Activity
Nothing but the pictures is dropped; write out all the remaining data below exactly.

Data records
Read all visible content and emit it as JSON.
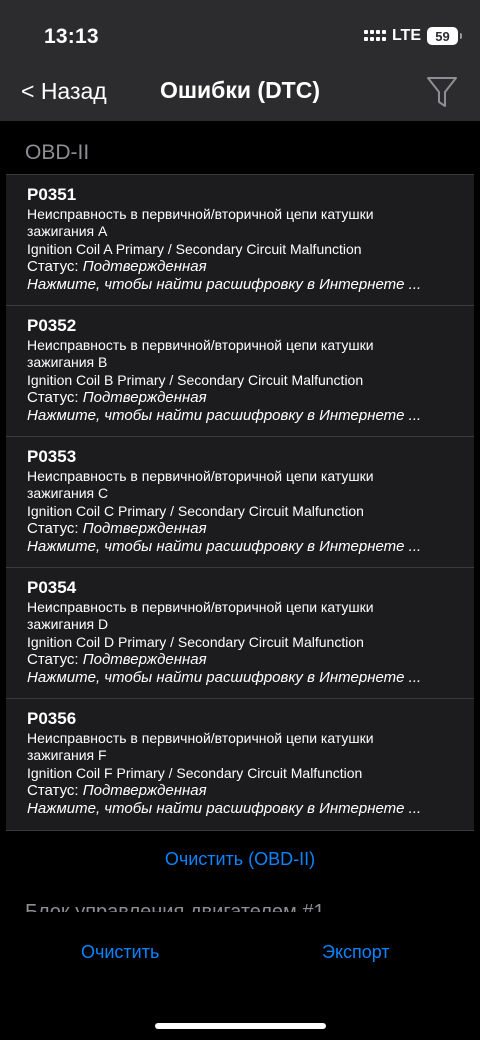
{
  "status_bar": {
    "time": "13:13",
    "network": "LTE",
    "battery": "59"
  },
  "nav": {
    "back_label": "< Назад",
    "title": "Ошибки (DTC)",
    "filter_icon": "filter-icon"
  },
  "section": {
    "title": "OBD-II",
    "next_title": "Блок управления двигателем #1"
  },
  "codes": [
    {
      "code": "P0351",
      "desc_ru": "Неисправность в первичной/вторичной цепи катушки зажигания А",
      "desc_en": "Ignition Coil A Primary / Secondary Circuit Malfunction",
      "status_label": "Статус: ",
      "status_value": "Подтвержденная",
      "hint": "Нажмите, чтобы найти расшифровку в Интернете ..."
    },
    {
      "code": "P0352",
      "desc_ru": "Неисправность в первичной/вторичной цепи катушки зажигания В",
      "desc_en": "Ignition Coil B Primary / Secondary Circuit Malfunction",
      "status_label": "Статус: ",
      "status_value": "Подтвержденная",
      "hint": "Нажмите, чтобы найти расшифровку в Интернете ..."
    },
    {
      "code": "P0353",
      "desc_ru": "Неисправность в первичной/вторичной цепи катушки зажигания С",
      "desc_en": "Ignition Coil C Primary / Secondary Circuit Malfunction",
      "status_label": "Статус: ",
      "status_value": "Подтвержденная",
      "hint": "Нажмите, чтобы найти расшифровку в Интернете ..."
    },
    {
      "code": "P0354",
      "desc_ru": "Неисправность в первичной/вторичной цепи катушки зажигания D",
      "desc_en": "Ignition Coil D Primary / Secondary Circuit Malfunction",
      "status_label": "Статус: ",
      "status_value": "Подтвержденная",
      "hint": "Нажмите, чтобы найти расшифровку в Интернете ..."
    },
    {
      "code": "P0356",
      "desc_ru": "Неисправность в первичной/вторичной цепи катушки зажигания F",
      "desc_en": "Ignition Coil F Primary / Secondary Circuit Malfunction",
      "status_label": "Статус: ",
      "status_value": "Подтвержденная",
      "hint": "Нажмите, чтобы найти расшифровку в Интернете ..."
    }
  ],
  "actions": {
    "clear_section": "Очистить (OBD-II)",
    "clear_all": "Очистить",
    "export": "Экспорт"
  },
  "colors": {
    "accent": "#0a84ff",
    "header_bg": "#2c2c2e",
    "cell_bg": "#1c1c1e"
  }
}
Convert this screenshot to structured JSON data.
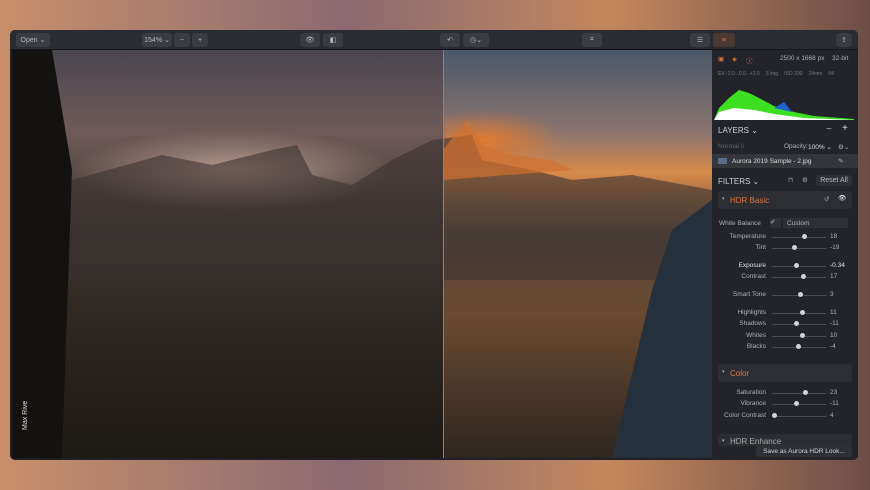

Answer box
Read all visible content and emit it as JSON.
{
  "status_bar": {
    "time": "13:13",
    "network": "LTE",
    "battery": "59"
  },
  "nav": {
    "back_label": "< Назад",
    "title": "Ошибки (DTC)",
    "filter_icon": "filter-icon"
  },
  "section": {
    "title": "OBD-II",
    "next_title": "Блок управления двигателем #1"
  },
  "codes": [
    {
      "code": "P0351",
      "desc_ru": "Неисправность в первичной/вторичной цепи катушки зажигания А",
      "desc_en": "Ignition Coil A Primary / Secondary Circuit Malfunction",
      "status_label": "Статус: ",
      "status_value": "Подтвержденная",
      "hint": "Нажмите, чтобы найти расшифровку в Интернете ..."
    },
    {
      "code": "P0352",
      "desc_ru": "Неисправность в первичной/вторичной цепи катушки зажигания В",
      "desc_en": "Ignition Coil B Primary / Secondary Circuit Malfunction",
      "status_label": "Статус: ",
      "status_value": "Подтвержденная",
      "hint": "Нажмите, чтобы найти расшифровку в Интернете ..."
    },
    {
      "code": "P0353",
      "desc_ru": "Неисправность в первичной/вторичной цепи катушки зажигания С",
      "desc_en": "Ignition Coil C Primary / Secondary Circuit Malfunction",
      "status_label": "Статус: ",
      "status_value": "Подтвержденная",
      "hint": "Нажмите, чтобы найти расшифровку в Интернете ..."
    },
    {
      "code": "P0354",
      "desc_ru": "Неисправность в первичной/вторичной цепи катушки зажигания D",
      "desc_en": "Ignition Coil D Primary / Secondary Circuit Malfunction",
      "status_label": "Статус: ",
      "status_value": "Подтвержденная",
      "hint": "Нажмите, чтобы найти расшифровку в Интернете ..."
    },
    {
      "code": "P0356",
      "desc_ru": "Неисправность в первичной/вторичной цепи катушки зажигания F",
      "desc_en": "Ignition Coil F Primary / Secondary Circuit Malfunction",
      "status_label": "Статус: ",
      "status_value": "Подтвержденная",
      "hint": "Нажмите, чтобы найти расшифровку в Интернете ..."
    }
  ],
  "actions": {
    "clear_section": "Очистить (OBD-II)",
    "clear_all": "Очистить",
    "export": "Экспорт"
  },
  "colors": {
    "accent": "#0a84ff",
    "header_bg": "#2c2c2e",
    "cell_bg": "#1c1c1e"
  }
}
Convert this screenshot to structured JSON data.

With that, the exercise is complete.